We can't control if we'll die, but we can "occupy death," in the words of Peter Saul, an emergency doctor. He asks us to think about the end of our lives -- and to question the modern model of slow, intubated death in hospital. Two big questions can help you start this tough conversation.
Combining dry wit with artistic depth, Billy Collins shares a project in which several of his poems were turned into delightful animated films in a collaboration with Sundance Channel. Five of them are included in this wonderfully entertaining and moving talk -- and don't miss the hilarious final poem!
Taylor Wilson believes nuclear fusion is a solution to our future energy needs, and that kids can change the world. And he knows something about both of those: When he was 14, he built a working fusion reactor in his parents' garage. Now 17, he takes the TED stage at short notice to tell (the short version of) his story.
Surprising, but true: More women now die of heart disease than men, yet cardiovascular research has long focused on men.

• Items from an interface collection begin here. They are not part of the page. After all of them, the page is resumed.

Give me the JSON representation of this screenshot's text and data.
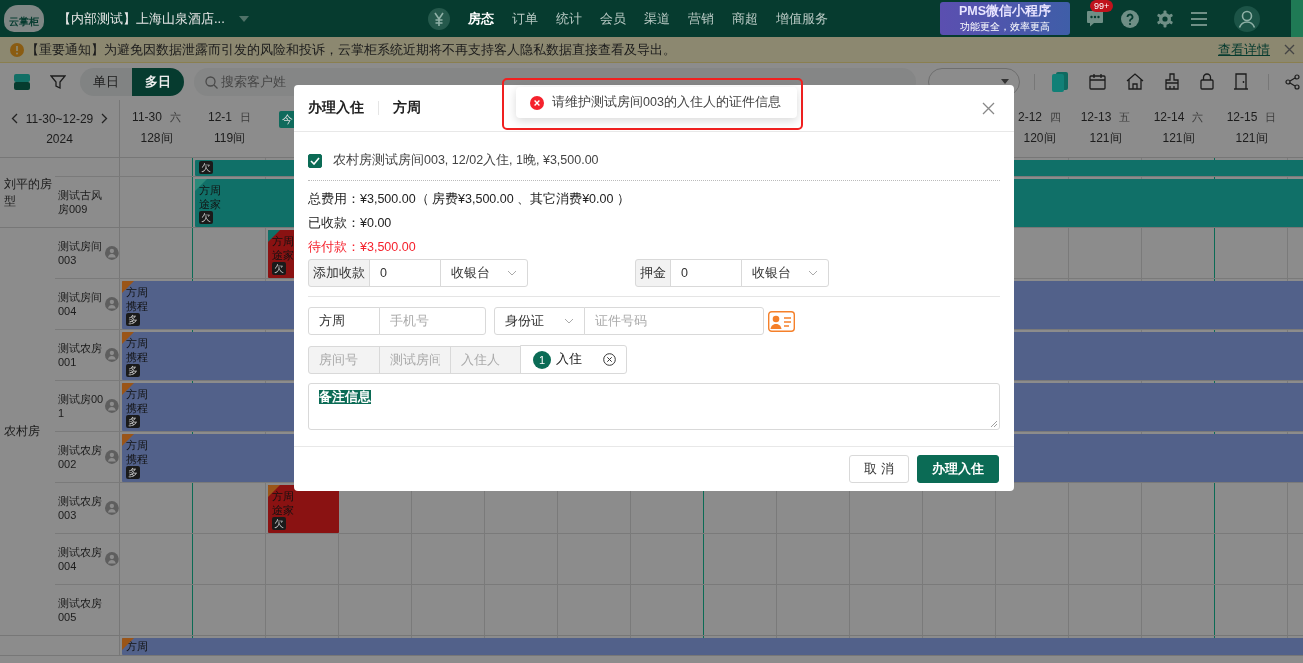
{
  "top_bar": {
    "logo": "云掌柜",
    "hotel": "【内部测试】上海山泉酒店...",
    "nav": [
      {
        "label": "房态",
        "selected": true
      },
      {
        "label": "订单",
        "selected": false
      },
      {
        "label": "统计",
        "selected": false
      },
      {
        "label": "会员",
        "selected": false
      },
      {
        "label": "渠道",
        "selected": false
      },
      {
        "label": "营销",
        "selected": false
      },
      {
        "label": "商超",
        "selected": false
      },
      {
        "label": "增值服务",
        "selected": false
      }
    ],
    "promo": {
      "title": "PMS微信小程序",
      "subtitle": "功能更全，效率更高"
    },
    "message_count": "99+"
  },
  "notice": {
    "text": "【重要通知】为避免因数据泄露而引发的风险和投诉，云掌柜系统近期将不再支持客人隐私数据直接查看及导出。",
    "link": "查看详情"
  },
  "toolbar": {
    "view_modes": [
      {
        "label": "单日",
        "selected": false
      },
      {
        "label": "多日",
        "selected": true
      }
    ],
    "search": {
      "placeholder": "搜索客户姓"
    }
  },
  "calendar": {
    "range": "11-30~12-29",
    "year": "2024",
    "headers_left": [
      {
        "kind": "day",
        "date": "11-30",
        "weekday": "六",
        "rooms": "128间"
      },
      {
        "kind": "day",
        "date": "12-1",
        "weekday": "日",
        "rooms": "119间"
      },
      {
        "kind": "today",
        "badge": "今"
      }
    ],
    "headers_right": [
      {
        "kind": "day_clipped",
        "date": "2-12",
        "weekday": "四",
        "rooms": "120间"
      },
      {
        "kind": "day",
        "date": "12-13",
        "weekday": "五",
        "rooms": "121间"
      },
      {
        "kind": "day",
        "date": "12-14",
        "weekday": "六",
        "rooms": "121间"
      },
      {
        "kind": "day",
        "date": "12-15",
        "weekday": "日",
        "rooms": "121间"
      }
    ],
    "groups": [
      {
        "name": "刘平的房型",
        "rooms": [
          {
            "bars": [
              {
                "kind": "in_house",
                "color": "#107068",
                "badge": "欠"
              }
            ]
          },
          {
            "name": "测试古风房009",
            "bars": [
              {
                "kind": "in_house",
                "color": "#107068",
                "flag": {
                  "color": "#2a8a7a"
                },
                "guest": "方周",
                "channel": "途家",
                "badge": "欠"
              }
            ]
          }
        ]
      },
      {
        "name": "农村房",
        "rooms": [
          {
            "name": "测试房间003",
            "status_icon": true,
            "bars": [
              {
                "kind": "arriving_today",
                "color": "#8a1212",
                "flag": {
                  "color": "#107068"
                },
                "guest": "方周",
                "channel": "途家",
                "badge": "欠"
              }
            ]
          },
          {
            "name": "测试房间004",
            "status_icon": true,
            "bars": [
              {
                "kind": "ongoing",
                "color": "#52618a",
                "flag": {
                  "color": "#9a5518"
                },
                "guest": "方周",
                "channel": "携程",
                "badge": "多"
              }
            ]
          },
          {
            "name": "测试农房001",
            "status_icon": true,
            "bars": [
              {
                "kind": "ongoing",
                "color": "#52618a",
                "flag": {
                  "color": "#9a5518"
                },
                "guest": "方周",
                "channel": "携程",
                "badge": "多"
              }
            ]
          },
          {
            "name": "测试房001",
            "status_icon": true,
            "bars": [
              {
                "kind": "ongoing",
                "color": "#52618a",
                "flag": {
                  "color": "#9a5518"
                },
                "guest": "方周",
                "channel": "携程",
                "badge": "多"
              }
            ]
          },
          {
            "name": "测试农房002",
            "status_icon": true,
            "bars": [
              {
                "kind": "ongoing",
                "color": "#52618a",
                "flag": {
                  "color": "#9a5518"
                },
                "guest": "方周",
                "channel": "携程",
                "badge": "多"
              }
            ]
          },
          {
            "name": "测试农房003",
            "status_icon": true,
            "bars": [
              {
                "kind": "arriving_today",
                "color": "#8a1212",
                "flag": {
                  "color": "#9a5518"
                },
                "guest": "方周",
                "channel": "途家",
                "badge": "欠"
              }
            ]
          },
          {
            "name": "测试农房004",
            "status_icon": true
          },
          {
            "name": "测试农房005"
          }
        ]
      },
      {
        "rooms": [
          {
            "bars": [
              {
                "kind": "ongoing",
                "color": "#52618a",
                "flag": {
                  "color": "#9a5518"
                },
                "guest": "方周"
              }
            ]
          }
        ]
      }
    ]
  },
  "checkin_dialog": {
    "title": "办理入住",
    "guest": "方周",
    "rooms": [
      {
        "label": "农村房测试房间003, 12/02入住, 1晚, ¥3,500.00",
        "checked": true
      }
    ],
    "summary": [
      {
        "kind": "normal",
        "text": "总费用：¥3,500.00（ 房费¥3,500.00 、其它消费¥0.00 ）"
      },
      {
        "kind": "normal",
        "text": "已收款：¥0.00"
      },
      {
        "kind": "due",
        "text": "待付款：¥3,500.00"
      }
    ],
    "payments": [
      {
        "label": "添加收款",
        "amount": "0",
        "method": "收银台"
      },
      {
        "label": "押金",
        "amount": "0",
        "method": "收银台"
      }
    ],
    "guest_form": {
      "name": "方周",
      "phone": {
        "placeholder": "手机号"
      },
      "id_type": "身份证",
      "id_number": {
        "placeholder": "证件号码"
      }
    },
    "assign": {
      "room_no": {
        "placeholder": "房间号"
      },
      "room_type": {
        "placeholder": "测试房间"
      },
      "occupant": {
        "placeholder": "入住人"
      },
      "tag": {
        "count": "1",
        "label": "入住"
      }
    },
    "remarks": {
      "text": "备注信息",
      "selected": true
    },
    "buttons": [
      {
        "kind": "default",
        "label": "取 消"
      },
      {
        "kind": "primary",
        "label": "办理入住"
      }
    ]
  },
  "toast": {
    "kind": "error",
    "message": "请维护测试房间003的入住人的证件信息",
    "highlighted": true
  }
}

Pioneering doctor C. Noel Bairey Merz shares what we know and don't know about women's heart health -- including the remarkably different symptoms women present during a heart attack (and why they're often missed).

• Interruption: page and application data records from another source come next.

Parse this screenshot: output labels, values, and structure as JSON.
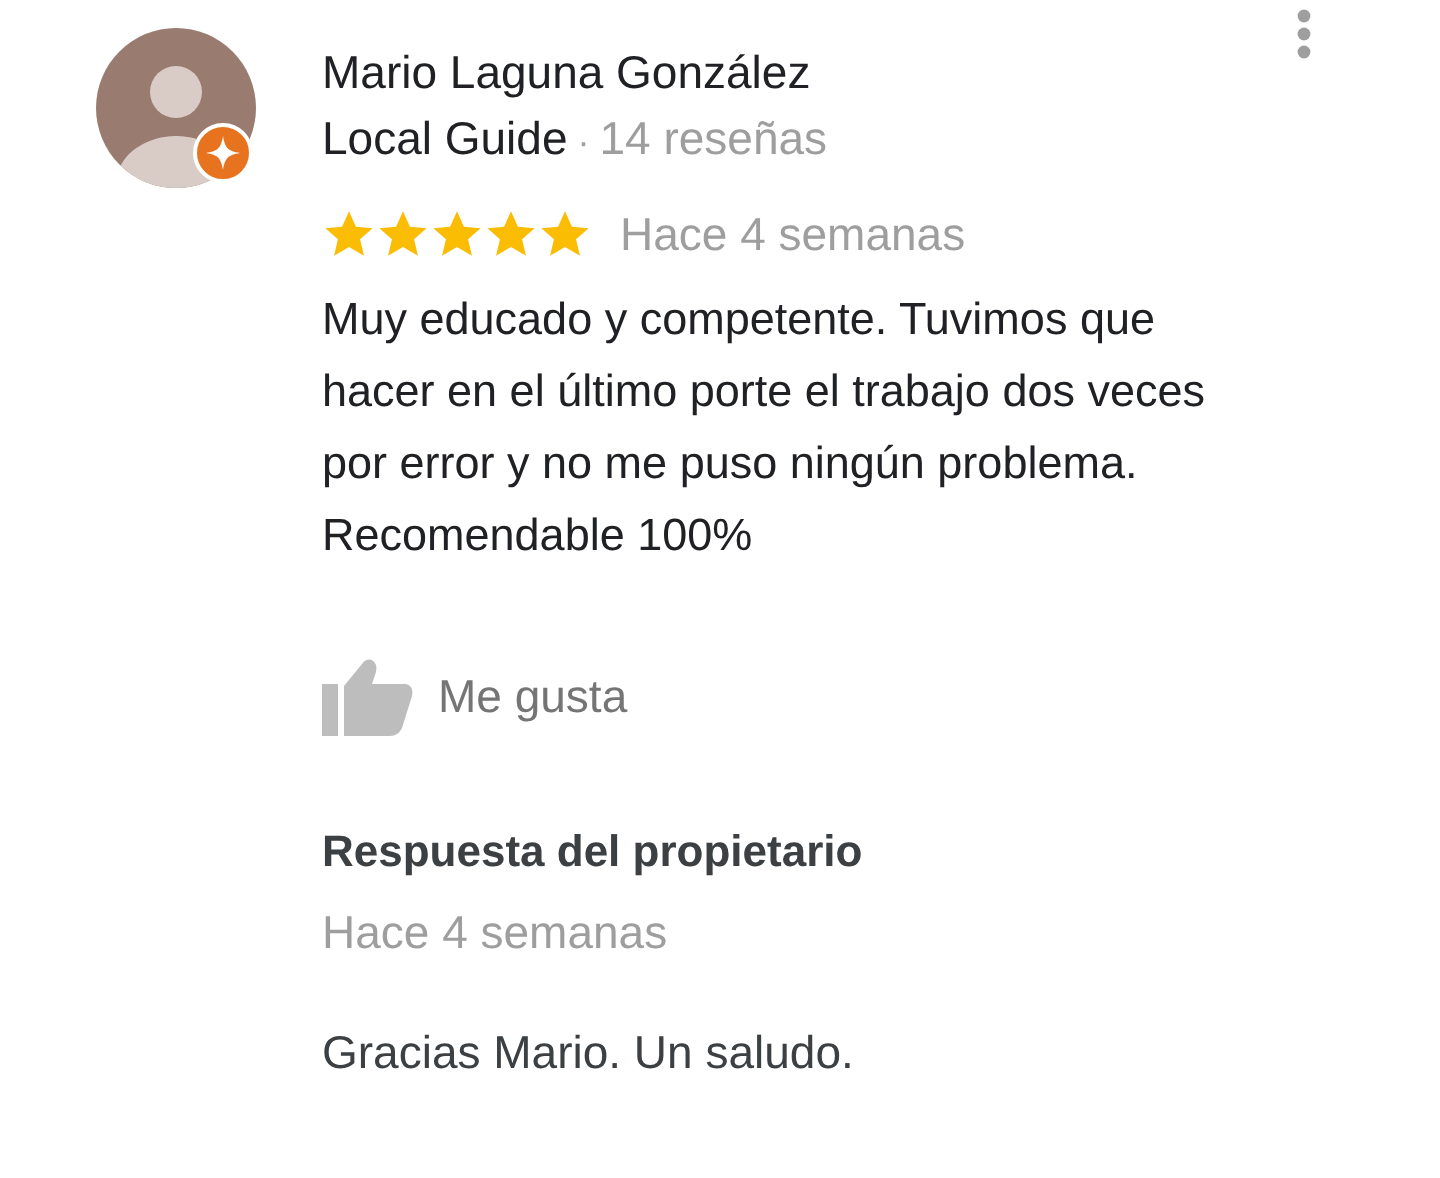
{
  "review": {
    "author": "Mario Laguna González",
    "badge": "Local Guide",
    "separator": "·",
    "review_count": "14 reseñas",
    "stars": 5,
    "date": "Hace 4 semanas",
    "text": "Muy educado y competente. Tuvimos que hacer en el último porte el trabajo dos veces por error y no me puso ningún problema. Recomendable 100%",
    "like_label": "Me gusta"
  },
  "owner_response": {
    "title": "Respuesta del propietario",
    "date": "Hace 4 semanas",
    "text": "Gracias Mario. Un saludo."
  }
}
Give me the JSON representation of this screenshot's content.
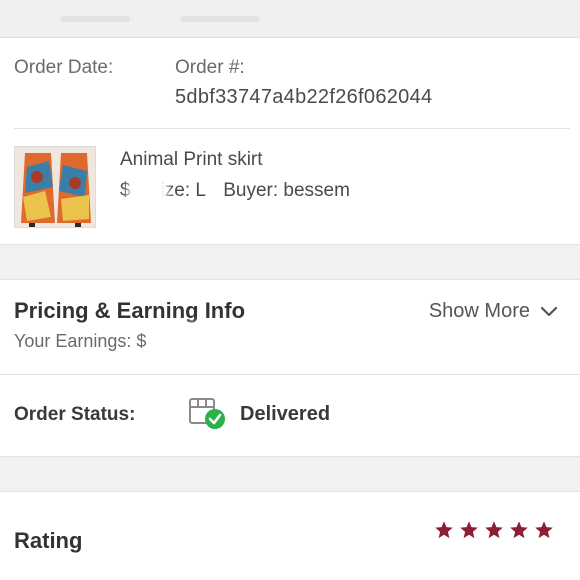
{
  "order": {
    "date_label": "Order Date:",
    "number_label": "Order #:",
    "number_value": "5dbf33747a4b22f26f062044"
  },
  "item": {
    "title": "Animal Print skirt",
    "price_prefix": "$",
    "size": "Size: L",
    "buyer": "Buyer: bessem"
  },
  "pricing": {
    "title": "Pricing & Earning Info",
    "show_more": "Show More",
    "earnings_label": "Your Earnings: $"
  },
  "status": {
    "label": "Order Status:",
    "value": "Delivered",
    "icon": "package-delivered-icon",
    "check_color": "#2bb14a"
  },
  "rating": {
    "label": "Rating",
    "stars": 5,
    "max_stars": 5,
    "star_color": "#8a1f35"
  }
}
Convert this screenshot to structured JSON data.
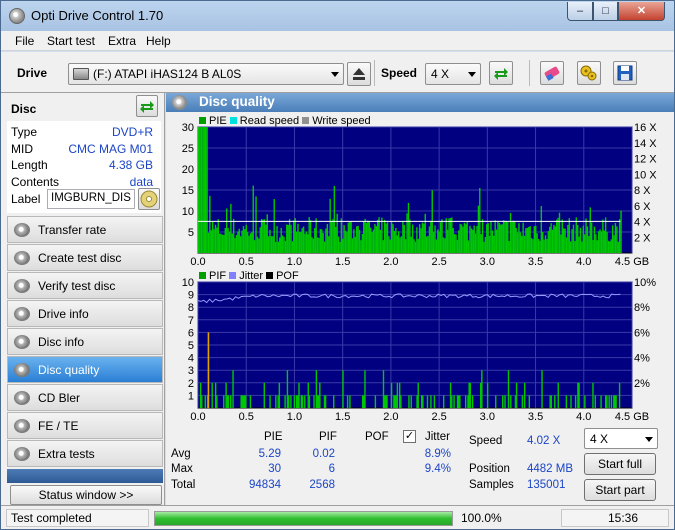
{
  "window": {
    "title": "Opti Drive Control 1.70",
    "min": "–",
    "max": "□",
    "close": "✕"
  },
  "menu": [
    "File",
    "Start test",
    "Extra",
    "Help"
  ],
  "toolbar": {
    "drive_label": "Drive",
    "drive_value": "(F:)   ATAPI iHAS124   B AL0S",
    "speed_label": "Speed",
    "speed_value": "4 X"
  },
  "disc": {
    "header": "Disc",
    "rows": [
      {
        "k": "Type",
        "v": "DVD+R"
      },
      {
        "k": "MID",
        "v": "CMC MAG M01"
      },
      {
        "k": "Length",
        "v": "4.38 GB"
      },
      {
        "k": "Contents",
        "v": "data"
      }
    ],
    "label_key": "Label",
    "label_value": "IMGBURN_DIS"
  },
  "nav": [
    {
      "label": "Transfer rate",
      "active": false
    },
    {
      "label": "Create test disc",
      "active": false
    },
    {
      "label": "Verify test disc",
      "active": false
    },
    {
      "label": "Drive info",
      "active": false
    },
    {
      "label": "Disc info",
      "active": false
    },
    {
      "label": "Disc quality",
      "active": true
    },
    {
      "label": "CD Bler",
      "active": false
    },
    {
      "label": "FE / TE",
      "active": false
    },
    {
      "label": "Extra tests",
      "active": false
    }
  ],
  "status_window_button": "Status window >>",
  "panel_title": "Disc quality",
  "chart_data": [
    {
      "type": "bar",
      "legend": [
        {
          "name": "PIE",
          "color": "#00a000"
        },
        {
          "name": "Read speed",
          "color": "#00e0e0"
        },
        {
          "name": "Write speed",
          "color": "#909090"
        }
      ],
      "xlim": [
        0,
        4.5
      ],
      "x_ticks": [
        "0.0",
        "0.5",
        "1.0",
        "1.5",
        "2.0",
        "2.5",
        "3.0",
        "3.5",
        "4.0",
        "4.5 GB"
      ],
      "ylim": [
        0,
        30
      ],
      "y_ticks_left": [
        "30",
        "25",
        "20",
        "15",
        "10",
        "5"
      ],
      "y_ticks_right": [
        "16 X",
        "14 X",
        "12 X",
        "10 X",
        "8 X",
        "6 X",
        "4 X",
        "2 X"
      ],
      "pie_average": 5.29,
      "pie_max": 30,
      "read_speed_x": 4.02,
      "data_end_gb": 4.38
    },
    {
      "type": "bar",
      "legend": [
        {
          "name": "PIF",
          "color": "#00a000"
        },
        {
          "name": "Jitter",
          "color": "#8080ff"
        },
        {
          "name": "POF",
          "color": "#000000"
        }
      ],
      "xlim": [
        0,
        4.5
      ],
      "x_ticks": [
        "0.0",
        "0.5",
        "1.0",
        "1.5",
        "2.0",
        "2.5",
        "3.0",
        "3.5",
        "4.0",
        "4.5 GB"
      ],
      "ylim": [
        0,
        10
      ],
      "y_ticks_left": [
        "10",
        "9",
        "8",
        "7",
        "6",
        "5",
        "4",
        "3",
        "2",
        "1"
      ],
      "y_ticks_right": [
        "10%",
        "8%",
        "6%",
        "4%",
        "2%"
      ],
      "pif_max": 6,
      "jitter_average_pct": 8.9,
      "jitter_max_pct": 9.4
    }
  ],
  "stats": {
    "headers": [
      "PIE",
      "PIF",
      "POF",
      "Jitter"
    ],
    "rows": [
      {
        "label": "Avg",
        "pie": "5.29",
        "pif": "0.02",
        "jitter": "8.9%"
      },
      {
        "label": "Max",
        "pie": "30",
        "pif": "6",
        "jitter": "9.4%"
      },
      {
        "label": "Total",
        "pie": "94834",
        "pif": "2568",
        "jitter": ""
      }
    ],
    "jitter_checked": true,
    "speed_label": "Speed",
    "speed_value": "4.02 X",
    "position_label": "Position",
    "position_value": "4482 MB",
    "samples_label": "Samples",
    "samples_value": "135001",
    "speed_select": "4 X",
    "start_full": "Start full",
    "start_part": "Start part"
  },
  "status": {
    "text": "Test completed",
    "progress_pct": 100,
    "progress_label": "100.0%",
    "time": "15:36"
  },
  "colors": {
    "plot_bg": "#000080",
    "grid": "#3a3aa8",
    "pie": "#00c800",
    "jitter": "#9a9aff",
    "accent": "#2a7fd4"
  }
}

The US consumes 25% of the world's oil -- but as energy tycoon T. Boone Pickens points out onstage, the country has no energy policy to prepare for the inevitable. Is alternative energy our bridge to an oil-free future? After losing $150 million investing in wind energy, Pickens suggests it isn't, not yet. What might get us there? Natural gas. After the talk, watch for a lively Q&A with TED Curator Chris Anderson.
Architecture can bring people together, or divide them -- witness the skyscraper, costly, inefficient, and only serving small portions of the community. At TEDxPortofSpain, Mark Raymond encourages city governments to let go of their old notions of success and consider the balance of environment, economy, and society to design cities for social change.
Prosthetics can't replicate the look and feel of lost limbs but they can carry a lot of personality. Designer Scott Summit shows 3D-printed, individually designed prosthetic legs that are unabashedly artificial and completely personal -- from macho to fabulous.
Shame is an unspoken epidemic, the secret behind many forms of broken behavior. Brené Brown, whose earlier talk on vulnerability became a viral hit, explores what can happen when people confront their shame head-on. Her own humor, humanity and vulnerability shine through every word.
Psychologist Jonathan Haidt asks a simple, but difficult question: why do we search for self-transcendence? Why do we attempt to lose ourselves? In a tour through the science of evolution by group selection, he proposes a provocative answer.
Adam Savage walks through two spectacular examples of profound scientific discoveries that came from simple, creative methods anyone could have followed -- Eratosthenes' calculation of the Earth's circumference around 200 BC and Hippolyte Fizeau's measurement of the speed of light in 1849.
In the deepest, darkest parts of the oceans are ecosystems with more diversity than a tropical rainforest. Taking us on a voyage into the ocean -- from the deepest trenches to the remains of Titanic -- marine biologist David Gallo explores the wonder and beauty of marine life.
TED curator Chris Anderson shares his obsession with questions that no one (yet) knows the answers to. A short intro leads into two questions: Why can't we see evidence of alien life? And how many universes are there?
By dissecting a cockroach ... yes, live on stage ... TED Fellow and neuroscientist Greg Gage shows how brains receive and deliver electric impulses -- and how legs can respond. This talk comes from the TED-Ed project.
Can government be run like the Internet, permissionless and open? Coder and activist Jennifer Pahlka believes it can -- and that apps, built quickly and cheaply, are a powerful new way to connect citizens to their governments -- and their neighbors.